Catherine Gorman from our Theology Programme reflects on the Doors of Mercy, where they can be seen in our world and how we can open them to others.
A couple of weeks’ ago I walked through the Door of Mercy at St George’s Cathedral, Southwark with CAFOD colleagues from all around the country. We were praying for refugees and migrants, forced to leave their homes in search of a better life. And as we heard the stories of our brothers and sisters from around the world, intertwined with Scripture, Catholic Social Teaching and prayers, we were moved – imagining ourselves in their shoes, and recognising the need for God’s mercy in our world.
As Pope Francis has said: “By crossing the threshold of the Holy Door, we will find the strength to embrace God’s mercy and dedicate ourselves to being merciful with others as the Father has been with us.” (Misericordiae Vultus #14)
As we passed through the door, I had a real sense that I and my colleagues were truly (re)committing ourselves to share God’s mercy with others, a sense that has stayed with me since.
Opening closed doors
During this Year of Mercy many churches and cathedrals have opened up a Door of Mercy, following the example of Pope Francis who pushed open the bronze doors of St Peter’s Basilica in Rome at the beginning of this Jubilee Year. The Pope has said that “anyone who enters will experience the love of God who consoles, pardons and instils hope.” (Misericordiae Vultus #3)
Living in poverty could be seen as a succession of closed doors, shutting off possibilities and opportunities that others might take for granted. The door to education – closed. The door to healthcare – closed. The doors to enough food, clean water, a safe place to live – closed. The door to the future – closed.
Surely anything that helps to open these closed doors, any entrance to a place which brings hope could be seen as a Door of Mercy.
Share your Doors of Mercy with us. Email email@example.com or tweet @CAFODprayer to send us your pictures.

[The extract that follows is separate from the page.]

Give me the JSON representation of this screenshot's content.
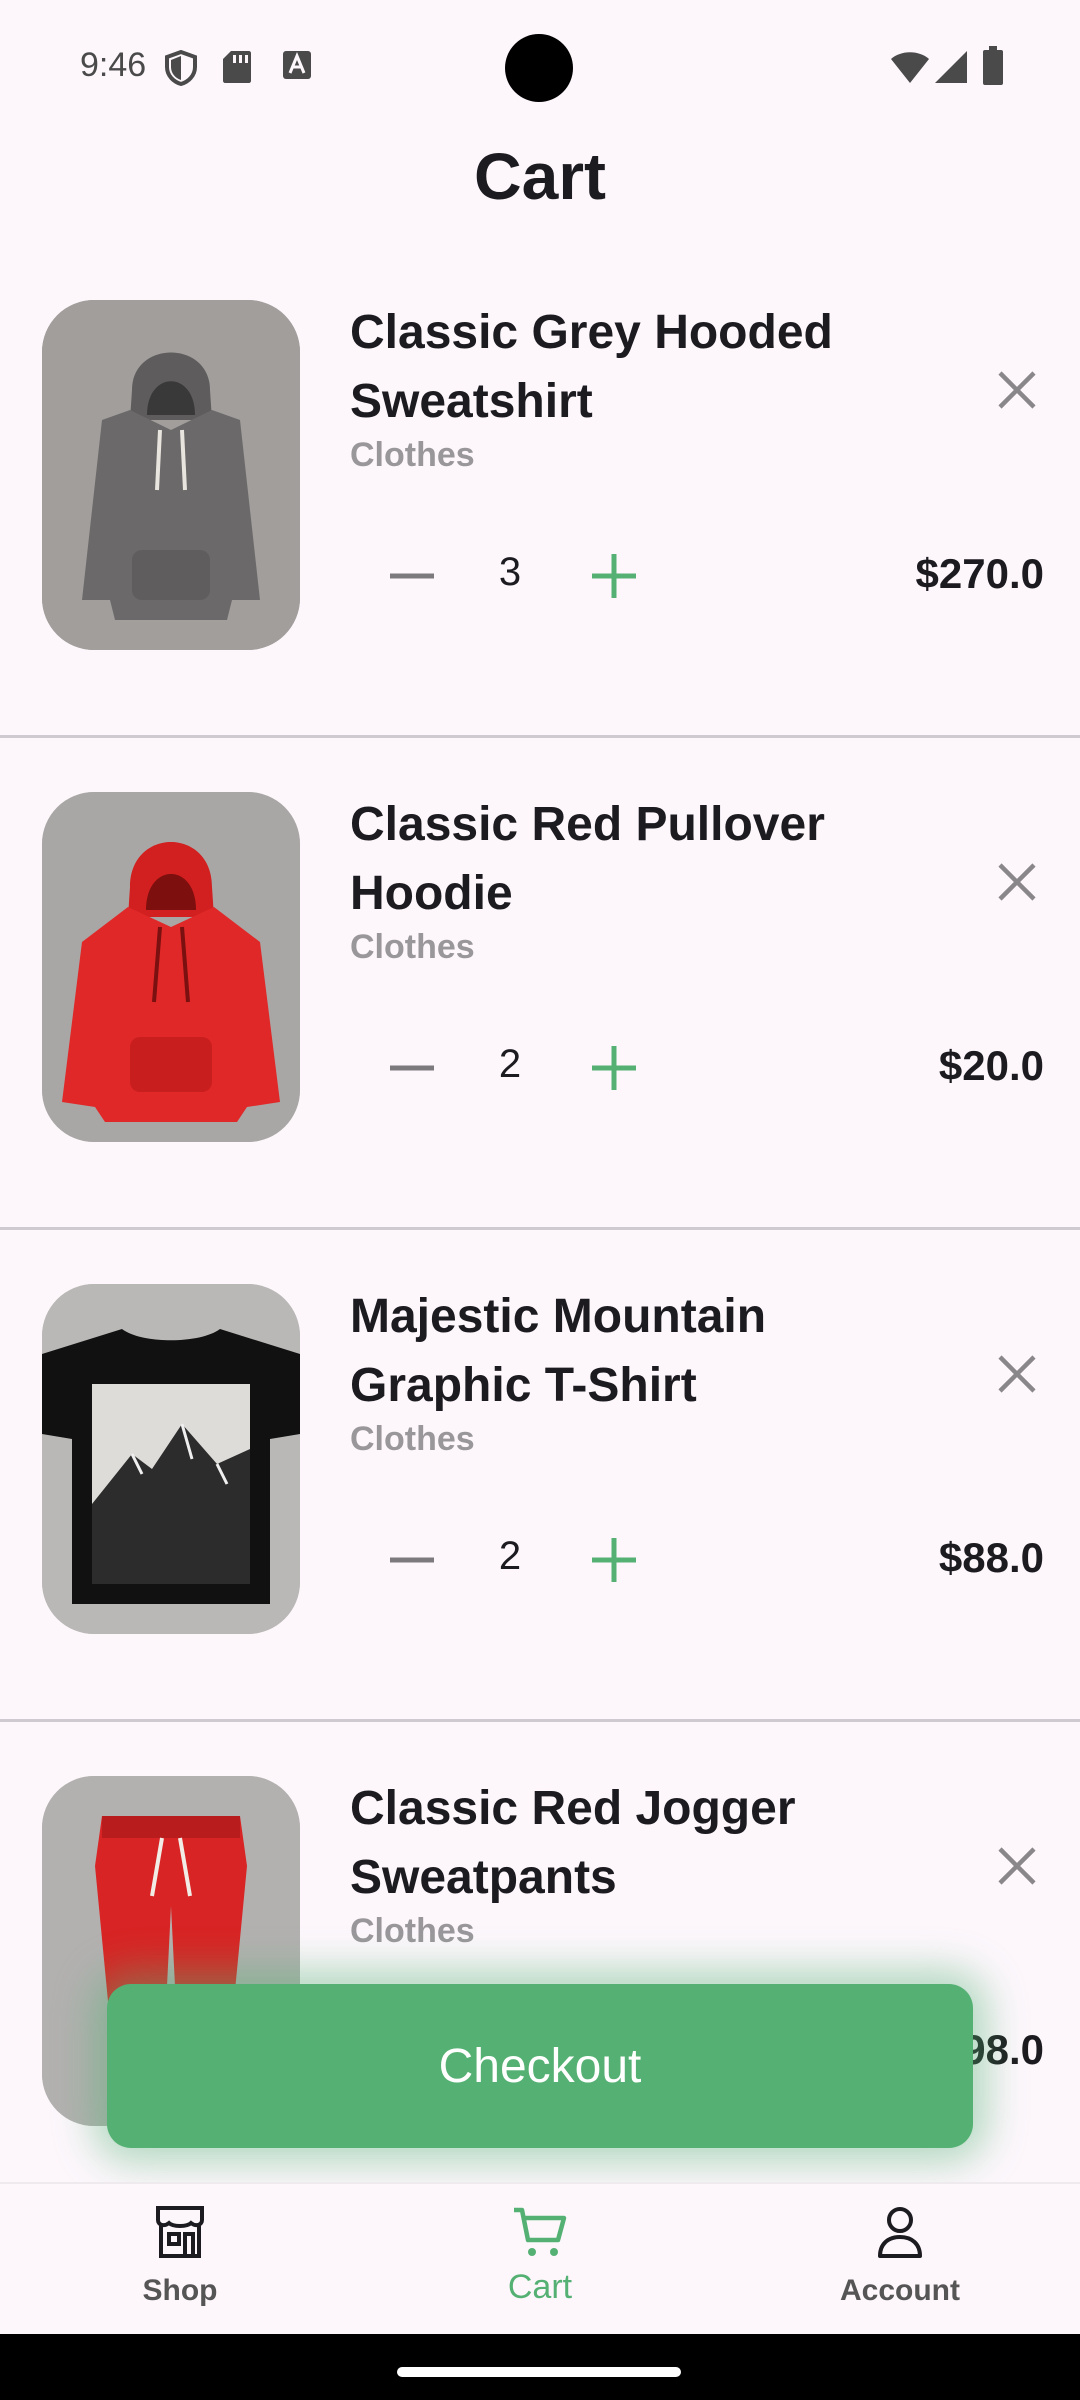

It could be the door to a centre for displaced children in Iraq, helping them to overcome their trauma, and experience a little bit of normal, giving them a chance to play, have some routine and stability.
It could be the door of a rehabilitation and life skills centre for children and young people with disabilities in Zimbabwe, opening into a place where they can develop literacy and numeracy skills, learn practical skills, make friends and feel welcome.
It could be the door to a storeroom in Sierra Leone, containing everything that was needed for a safe and dignified burial during the Ebola epidemic.
It could be the door of a Syrian woman’s house in Lebanon, opened to give refuge to those who have nowhere else to go.
It could be the door to a new house following the tsunami, or an earthquake, typhoon, other natural disaster, or displacement because of conflict.
Where do you see Doors of Mercy in our world?
There are so many Doors of Mercy out there, which deserve to be highlighted during this special Jubilee Year, as doors which allow God’s consoling love and mercy to be shared with those in most need.
I am reminded of Pope Francis’ words:
“In this Jubilee Year, let us allow God to surprise us. He never tires of casting open the doors of his heart and of repeating that he loves us and wants to share his love with us.” Misericordiae Vultus #25
So the questions that I am left to reflect on are, how can we let God surprise us and open wide the doors of our hearts? Where can we open doors to others?
Where are the Doors of Mercy in your community? Where do you see them in our world?
Please share your Doors of Mercy with us so that together we can all reflect on them during this Year of Mercy.
Email a photo to firstname.lastname@example.org and tell us where your Door of Mercy is or tweet your pictures to @CAFODprayer.